▶ Description of the task
Skip the pictures and return every entry exactly as written.

Element data from apps and pages:
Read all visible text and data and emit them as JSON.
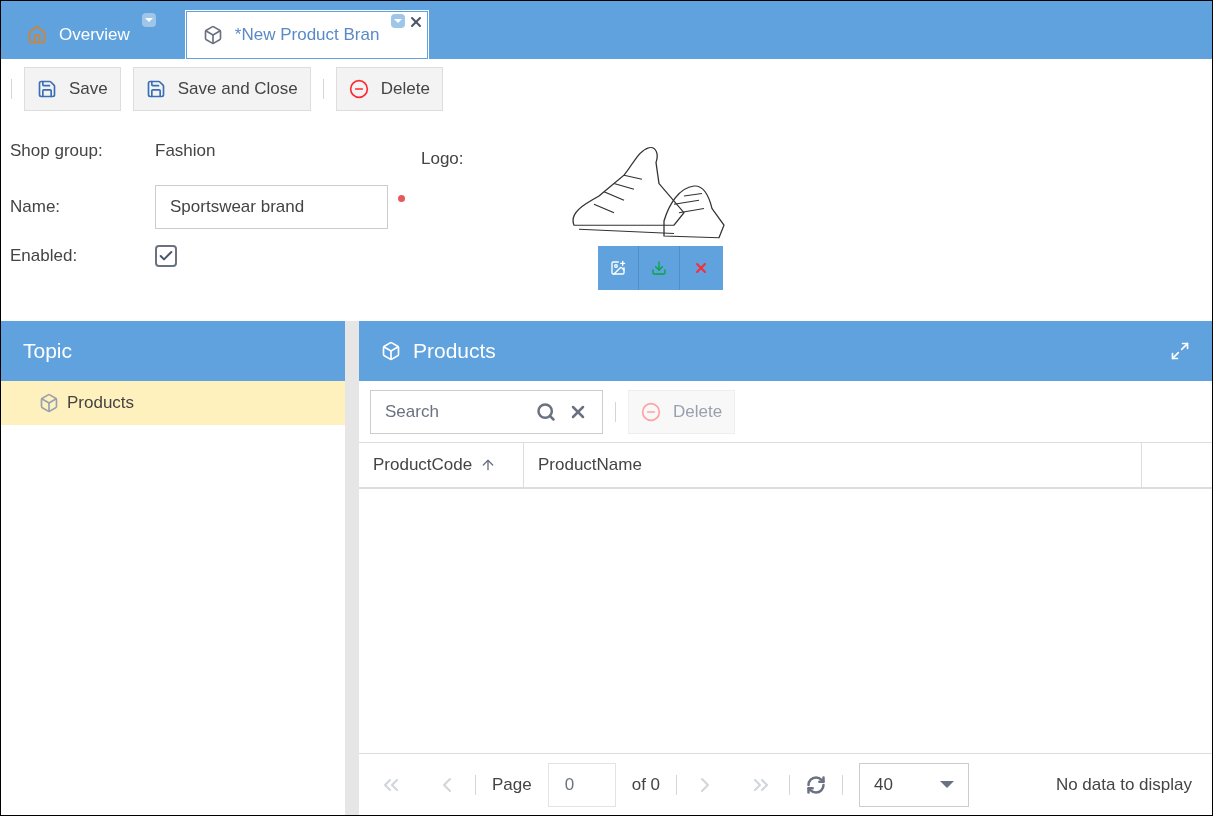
{
  "tabs": [
    {
      "label": "Overview",
      "kind": "home",
      "selected": false,
      "closable": false
    },
    {
      "label": "*New Product Bran",
      "kind": "brick",
      "selected": true,
      "closable": true
    }
  ],
  "toolbar": [
    {
      "label": "Save",
      "kind": "save"
    },
    {
      "label": "Save and Close",
      "kind": "save"
    },
    {
      "label": "Delete",
      "kind": "delete"
    }
  ],
  "form": {
    "shop_group": {
      "label": "Shop group:",
      "value": "Fashion"
    },
    "name": {
      "label": "Name:",
      "value": "Sportswear brand",
      "required": true
    },
    "enabled": {
      "label": "Enabled:",
      "checked": true
    },
    "logo": {
      "label": "Logo:"
    }
  },
  "topic": {
    "title": "Topic",
    "items": [
      {
        "label": "Products",
        "selected": true
      }
    ]
  },
  "products": {
    "title": "Products",
    "search": {
      "placeholder": "Search"
    },
    "delete": {
      "label": "Delete",
      "disabled": true
    },
    "columns": [
      {
        "label": "ProductCode",
        "sorted": true
      },
      {
        "label": "ProductName",
        "sorted": false
      }
    ],
    "pager": {
      "page_label": "Page",
      "page": "0",
      "of": "of 0",
      "page_size": "40",
      "status": "No data to display"
    }
  }
}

▶ Your response
Read all visible text and data and emit them as JSON.
{
  "tabs": [
    {
      "label": "Overview",
      "kind": "home",
      "selected": false,
      "closable": false
    },
    {
      "label": "*New Product Bran",
      "kind": "brick",
      "selected": true,
      "closable": true
    }
  ],
  "toolbar": [
    {
      "label": "Save",
      "kind": "save"
    },
    {
      "label": "Save and Close",
      "kind": "save"
    },
    {
      "label": "Delete",
      "kind": "delete"
    }
  ],
  "form": {
    "shop_group": {
      "label": "Shop group:",
      "value": "Fashion"
    },
    "name": {
      "label": "Name:",
      "value": "Sportswear brand",
      "required": true
    },
    "enabled": {
      "label": "Enabled:",
      "checked": true
    },
    "logo": {
      "label": "Logo:"
    }
  },
  "topic": {
    "title": "Topic",
    "items": [
      {
        "label": "Products",
        "selected": true
      }
    ]
  },
  "products": {
    "title": "Products",
    "search": {
      "placeholder": "Search"
    },
    "delete": {
      "label": "Delete",
      "disabled": true
    },
    "columns": [
      {
        "label": "ProductCode",
        "sorted": true
      },
      {
        "label": "ProductName",
        "sorted": false
      }
    ],
    "pager": {
      "page_label": "Page",
      "page": "0",
      "of": "of 0",
      "page_size": "40",
      "status": "No data to display"
    }
  }
}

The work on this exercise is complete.